According to Cal Newport, a good workflow is established in 60-90 minute blocks. So it’s more important that we have uninterrupted time at all, rather than when it is in our day or how long it lasts.
5. Be open to a better way.
This means you should regularly reevaluate so that you don’t get stuck doing things the way you’ve always done them.
A software developer won awards for his job performance until it was discovered that he had outsourced his job to a Chinese firm. The man paid a small portion of his salary to the outside firm to do his job. And this allowed him to watch cat videos and surf Reddit and eBay all day at work. He was fired for giving the outside firm access to sensitive information. But you have to admit that it was a genius idea otherwise.
As you reevaluate, don’t be afraid to ask:
- “How valuable is this task to the business? What would happen if I just dropped it completely? Would anyone care?”
- “Am I the best person who could do this task? Is there someone else who could do it better or more efficiently or more inexpensively?”
- “How can I get the same results in a shorter amount of time? What if I could only spend half the time on this task that I currently do?”
6. Learn to say no to things that aren’t as important.
You must be careful not to say “yes” to good things that pull you away from more important things. Remember that you are always saying “no,” whether you realize it or not. Every “yes” is a “no” to something else you could’ve spent that time, energy, money on.

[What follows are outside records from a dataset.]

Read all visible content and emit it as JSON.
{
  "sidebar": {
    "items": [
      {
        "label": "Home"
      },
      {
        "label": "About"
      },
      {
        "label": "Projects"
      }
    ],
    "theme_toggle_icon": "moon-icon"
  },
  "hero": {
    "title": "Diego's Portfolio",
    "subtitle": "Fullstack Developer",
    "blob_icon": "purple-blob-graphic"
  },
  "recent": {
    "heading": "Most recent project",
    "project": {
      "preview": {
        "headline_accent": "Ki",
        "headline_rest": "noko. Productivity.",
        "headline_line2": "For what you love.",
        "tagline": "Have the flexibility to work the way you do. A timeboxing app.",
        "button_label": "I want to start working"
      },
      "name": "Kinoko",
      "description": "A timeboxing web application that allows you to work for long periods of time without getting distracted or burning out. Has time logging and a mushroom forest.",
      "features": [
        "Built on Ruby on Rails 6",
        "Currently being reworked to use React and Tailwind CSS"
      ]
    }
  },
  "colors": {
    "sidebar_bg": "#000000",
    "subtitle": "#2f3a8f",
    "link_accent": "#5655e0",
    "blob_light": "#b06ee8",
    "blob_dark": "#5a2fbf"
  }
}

Of course, you should be available to help a teammate out or to serve in a small or seemingly insignificant way inside or outside your area of responsibility. The point is not that you’re too important to be bothered. It simply means recognizing that your “yes” has value.
Here’s how that plays out for me. When I say “yes” to meeting with someone for pastoral counseling, I’m saying “no” to doing something with that time that would benefit all the other people who call The Crossing their church home. That’s not to say that I shouldn’t do pastoral counseling. But I do have to ask whether I’m the best person for that role and how much pastoral counseling I should do.

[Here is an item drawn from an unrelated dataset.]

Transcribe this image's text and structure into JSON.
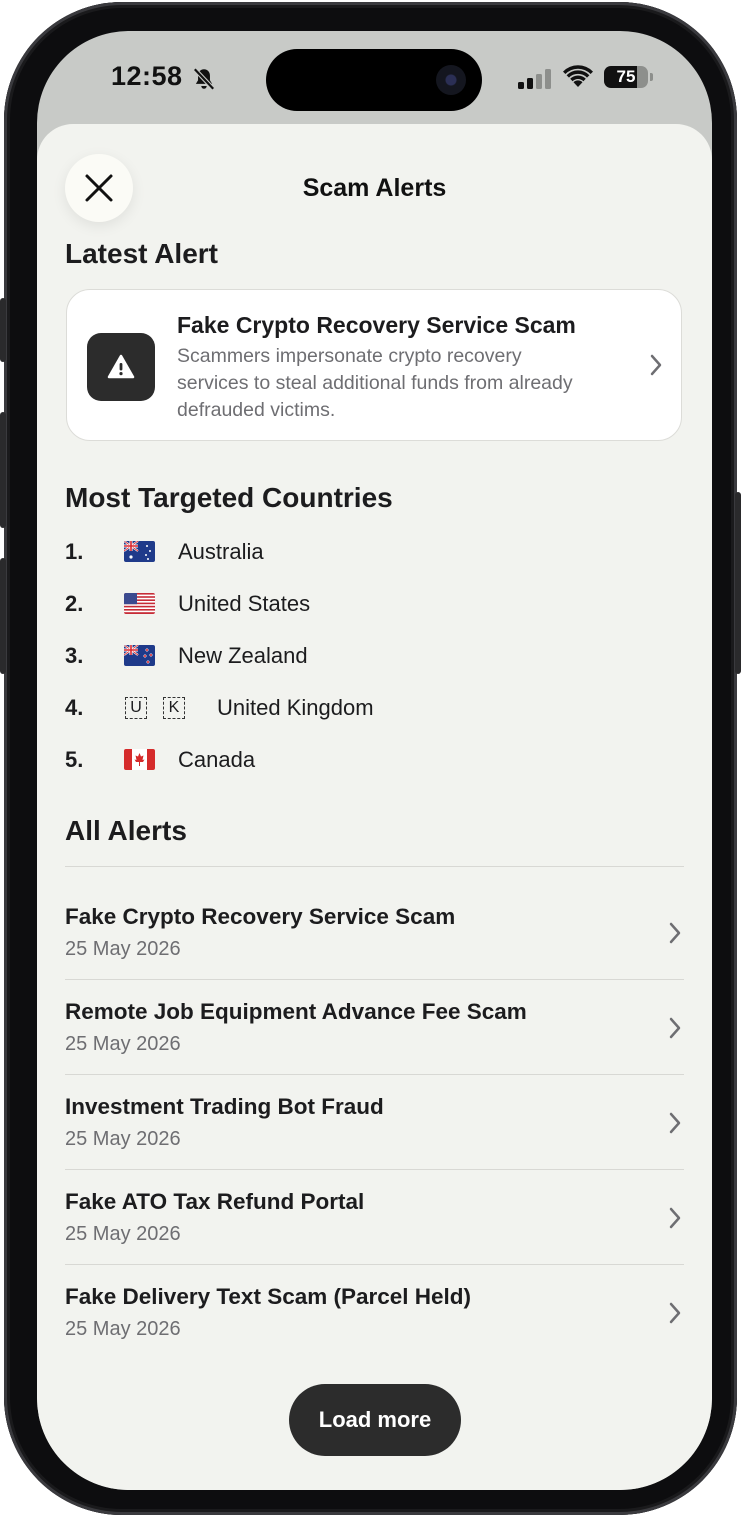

Other Obstacles to Look Out For
Turn off your notifications. Do Not Disturb is your friend. Find a quiet place to work. Buy noise-canceling headphones. Create expectations within your office that allow you to have a productive work environment.
Designate 2 or 3 times a day when you will respond to email. Don’t respond to everything the moment you get it. Email and texting allow other people to insert their priorities into your schedule. No one sends you an email that says, “Make sure you accomplish your objectives today!” If you’re not careful, emails will pull you away from accomplishing your most important thing.

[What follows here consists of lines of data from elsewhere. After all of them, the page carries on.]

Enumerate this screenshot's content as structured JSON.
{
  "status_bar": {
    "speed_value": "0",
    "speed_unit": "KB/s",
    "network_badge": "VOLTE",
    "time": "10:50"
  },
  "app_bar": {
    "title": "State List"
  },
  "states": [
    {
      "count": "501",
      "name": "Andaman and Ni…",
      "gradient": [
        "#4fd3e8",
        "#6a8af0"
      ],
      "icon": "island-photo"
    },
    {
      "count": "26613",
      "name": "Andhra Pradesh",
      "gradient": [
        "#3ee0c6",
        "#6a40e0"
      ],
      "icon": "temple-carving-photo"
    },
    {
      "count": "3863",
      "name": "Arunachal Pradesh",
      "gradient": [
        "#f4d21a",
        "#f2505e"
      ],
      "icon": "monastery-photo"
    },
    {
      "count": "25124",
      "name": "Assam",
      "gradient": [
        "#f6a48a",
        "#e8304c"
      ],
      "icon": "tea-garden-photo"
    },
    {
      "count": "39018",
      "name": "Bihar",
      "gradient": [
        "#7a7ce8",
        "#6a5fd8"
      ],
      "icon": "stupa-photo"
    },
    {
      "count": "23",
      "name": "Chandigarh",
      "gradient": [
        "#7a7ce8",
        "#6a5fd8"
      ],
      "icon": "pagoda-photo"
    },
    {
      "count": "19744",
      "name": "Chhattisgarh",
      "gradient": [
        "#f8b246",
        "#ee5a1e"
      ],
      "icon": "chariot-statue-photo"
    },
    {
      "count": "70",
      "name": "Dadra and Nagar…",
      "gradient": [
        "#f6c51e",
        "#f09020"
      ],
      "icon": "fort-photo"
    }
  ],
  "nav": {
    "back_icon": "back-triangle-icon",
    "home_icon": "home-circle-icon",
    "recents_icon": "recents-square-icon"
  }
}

When you stop to reply to an email, it takes far longer than you think to reengage with the project you were working on. I tend to think this rule doesn’t apply to me and that I can go back and forth seamlessly between email and work projects. But is that true? Am I really the exception? Probably not.
3. Squeaky wheels
There are always people who want you to solve their problems. You have to decide whether their problem is a priority for you. It might be (or it might not). One useful strategy is to help them find tools that allow them to solve their own problems.
“What one skill, if developed and executed with excellence, would have the greatest positive impact on my work?”
You’re probably not going to turn a weakness into a strength. Instead, think of something you’re average at or even kind of good at but could improve. Then take a class, read a book, or consult an expert to help you get better. Examples include question-asking, listening, writing, using a tool like Photoshop, learning a new language. The list is endless. Check out Skillshare or Udemy for classes to get started.
The goal here is not to change everything immediately. Instead, chip away at this list until you’ve maximized your productivity (at work or at home). You just might start enjoying work (and life) more.
Are you ready to start enjoying your life and your job more? Click below to discover the 5 New Years Resolutions you Need to Set and start setting new goals.